Work to be completed » Would you please copy each line of the listing that mentions "icon"?
────────────────────────────────────────
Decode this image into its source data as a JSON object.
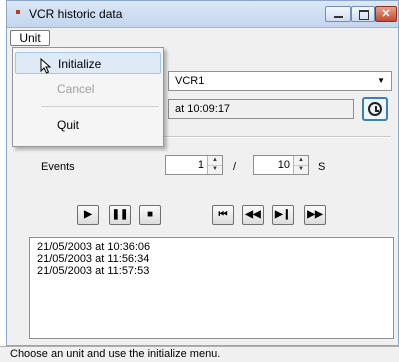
{
  "window": {
    "title": "VCR historic data"
  },
  "menubar": {
    "unit_label": "Unit"
  },
  "menu": {
    "items": [
      {
        "label": "Initialize",
        "enabled": true,
        "highlighted": true
      },
      {
        "label": "Cancel",
        "enabled": false
      },
      {
        "label": "Quit",
        "enabled": true
      }
    ]
  },
  "device": {
    "selected": "VCR1"
  },
  "date_field": {
    "value": "at 10:09:17"
  },
  "events": {
    "label": "Events",
    "current": "1",
    "separator": "/",
    "interval": "10",
    "unit": "S"
  },
  "playback": {
    "buttons": [
      "play-icon",
      "pause-icon",
      "stop-icon",
      "skip-start-icon",
      "rewind-icon",
      "step-forward-icon",
      "fast-forward-icon"
    ]
  },
  "log": {
    "lines": [
      "21/05/2003 at 10:36:06",
      "21/05/2003 at 11:56:34",
      "21/05/2003 at 11:57:53"
    ]
  },
  "status": {
    "text": "Choose an unit and use the initialize menu."
  },
  "colors": {
    "accent": "#3c7fb1",
    "close_button": "#c24a32",
    "menu_highlight": "#dfeaf7"
  }
}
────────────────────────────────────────
Output of the exercise »
      "play-icon",
      "pause-icon",
      "stop-icon",
      "skip-start-icon",
      "rewind-icon",
      "step-forward-icon",
      "fast-forward-icon"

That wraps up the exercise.